++++ Records shown ++++

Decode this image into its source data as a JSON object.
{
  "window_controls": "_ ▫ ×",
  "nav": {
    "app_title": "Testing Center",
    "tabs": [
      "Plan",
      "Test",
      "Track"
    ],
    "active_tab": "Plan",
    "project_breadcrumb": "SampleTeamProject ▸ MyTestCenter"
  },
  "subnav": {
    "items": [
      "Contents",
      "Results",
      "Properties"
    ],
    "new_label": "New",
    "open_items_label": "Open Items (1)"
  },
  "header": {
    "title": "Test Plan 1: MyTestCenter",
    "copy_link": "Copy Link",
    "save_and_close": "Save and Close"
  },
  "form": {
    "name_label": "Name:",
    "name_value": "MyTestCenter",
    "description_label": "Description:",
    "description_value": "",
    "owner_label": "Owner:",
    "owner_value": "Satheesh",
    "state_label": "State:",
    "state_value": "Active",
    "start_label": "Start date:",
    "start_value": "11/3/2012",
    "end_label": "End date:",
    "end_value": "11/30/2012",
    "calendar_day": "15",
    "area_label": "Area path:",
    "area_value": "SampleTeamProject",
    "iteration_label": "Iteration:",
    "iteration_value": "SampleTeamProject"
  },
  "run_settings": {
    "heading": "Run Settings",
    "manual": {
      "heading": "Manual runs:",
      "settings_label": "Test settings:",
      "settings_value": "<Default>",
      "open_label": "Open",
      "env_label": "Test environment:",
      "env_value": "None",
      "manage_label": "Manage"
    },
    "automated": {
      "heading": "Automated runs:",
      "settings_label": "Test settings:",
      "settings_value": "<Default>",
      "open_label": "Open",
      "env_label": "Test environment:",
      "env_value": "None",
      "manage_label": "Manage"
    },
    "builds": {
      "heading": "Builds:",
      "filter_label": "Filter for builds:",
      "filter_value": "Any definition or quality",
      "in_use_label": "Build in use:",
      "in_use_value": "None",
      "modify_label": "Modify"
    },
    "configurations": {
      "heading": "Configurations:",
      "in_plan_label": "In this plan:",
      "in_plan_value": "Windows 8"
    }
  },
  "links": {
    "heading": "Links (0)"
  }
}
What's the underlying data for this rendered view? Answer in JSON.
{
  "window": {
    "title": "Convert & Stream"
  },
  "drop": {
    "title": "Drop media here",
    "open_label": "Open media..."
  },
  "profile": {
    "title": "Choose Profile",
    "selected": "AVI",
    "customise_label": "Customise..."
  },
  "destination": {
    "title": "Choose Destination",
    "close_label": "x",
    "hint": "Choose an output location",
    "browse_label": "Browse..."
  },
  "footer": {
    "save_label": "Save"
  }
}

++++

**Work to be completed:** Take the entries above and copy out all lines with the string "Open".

**Result:**
    "open_items_label": "Open Items (1)"
      "open_label": "Open",
      "open_label": "Open",
    "open_label": "Open media..."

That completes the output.